Infections (2), Toxic Shock (2), Fasciitis (2), more mentions
Infectious disease clinics of North America
Despite advances in antibiotic and surgical management and supportive care for necrotizing soft tissue infections, morbidity and mortality remain substantial. Although there are clinical practice guidelines in place, there still remains much variability in choice and duration of antibiotic therapy, time to initial surgical debridement, and use of adjuvant medical therapies. This article offers an overview of necrotizing soft tissue infections with a focus on current diagnostic and treatment modalities.
Infectious Diseases (2)
Soft Tissue Infections (4), Gangrene (1), Fasciitis (1), more mentions
Infectious diseases (London, England)
Clinical details, comorbidities and biochemistry results were recorded. Investigations included cultures of skin swab and blood and tests for streptococcal antibodies during the acute and convalescent stages AbstractText: Sixty-five patients were included. Serology, cultures and response to penicillin monotherapy identified probable or confirmed β-haemolytic streptococci (BHS) aetiology in 75% (49/65) of cases.
Infectious Diseases (2)
Cellulitis (6), Erysipelas (1), Intracranial Sinus Thrombosis (1), more mentions
Dermatology (Basel, Switzerland)
... DNA methylation and hydroxymethylation status in lesional and perilesional HS skin compared to healthy controls AbstractText: Immunohistochemical analysis was performed for ... lower in healthy-appearing perilesional (p < 0.0001) and lesional HS skin (p < 0.0001) when compared to healthy controls. There was no significant difference between lesional HS skin and perilesional HS skin regarding 5-hmC levels (p = 0.6654.
Hidradenitis Suppurativa (3), Skin Diseases (1), more mentions
The British journal of dermatology
... antagonistic cytokines IL-36Ra, IL-37, and IL38 in the skin of hidradenitis suppurativa (HS) patients.Skin samples from lesional and corresponding perilesional HS skin, and from healthy controls were included in this study and ... 37 and IL-38 were significantly higher in perilesional HS skin compared to healthy controls and decreased in lesional HS skin.Descriptive study and small sample size.Our results showed a ...
Hidradenitis Suppurativa (2), more mentions
The Journal of dermatological treatment

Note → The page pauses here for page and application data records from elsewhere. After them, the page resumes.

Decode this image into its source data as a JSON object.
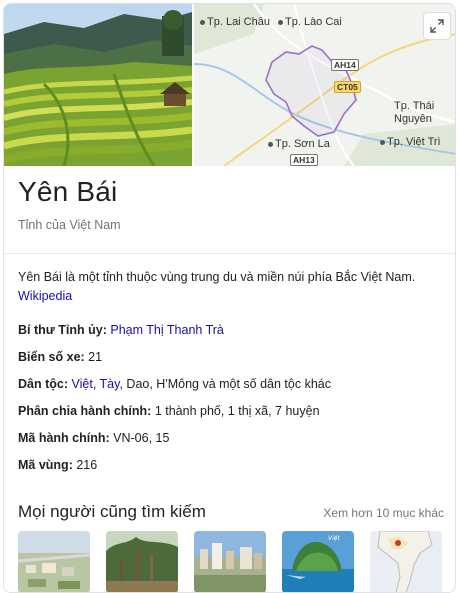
{
  "entity": {
    "title": "Yên Bái",
    "subtitle": "Tỉnh của Việt Nam",
    "description": "Yên Bái là một tỉnh thuộc vùng trung du và miền núi phía Bắc Việt Nam.",
    "source_link": "Wikipedia"
  },
  "map": {
    "labels": {
      "lai_chau": "Tp. Lai Châu",
      "lao_cai": "Tp. Lào Cai",
      "thai_nguyen_1": "Tp. Thái",
      "thai_nguyen_2": "Nguyên",
      "son_la": "Tp. Sơn La",
      "viet_tri": "Tp. Việt Trì"
    },
    "roads": {
      "ah14": "AH14",
      "ct05": "CT05",
      "ah13": "AH13"
    },
    "boundary_color": "#9b6fc7"
  },
  "facts": [
    {
      "label": "Bí thư Tỉnh ủy:",
      "value": "Phạm Thị Thanh Trà"
    },
    {
      "label": "Biển số xe:",
      "value": "21"
    },
    {
      "label": "Dân tộc:",
      "link1": "Việt",
      "sep1": ", ",
      "link2": "Tày",
      "rest": ", Dao, H'Mông và một số dân tộc khác"
    },
    {
      "label": "Phân chia hành chính:",
      "value": "1 thành phố, 1 thị xã, 7 huyện"
    },
    {
      "label": "Mã hành chính:",
      "value": "VN-06, 15"
    },
    {
      "label": "Mã vùng:",
      "value": "216"
    }
  ],
  "people_also_search": {
    "title": "Mọi người cũng tìm kiếm",
    "more": "Xem hơn 10 mục khác"
  },
  "colors": {
    "link": "#1a0dab",
    "muted": "#70757a"
  },
  "icons": {
    "expand": "expand-icon"
  }
}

HS is a debilitating chronic skin disease of the hair follicle... Patients were treated with a pulse width of either 20 or 100 nm, using a fluence between 18 and 34 J/cm(2) depending on the area treated, pain response and skin type. Patients were treated every 4 to 6 weeks.
Hidradenitis Suppurativa (2), Skin Diseases (1), more mentions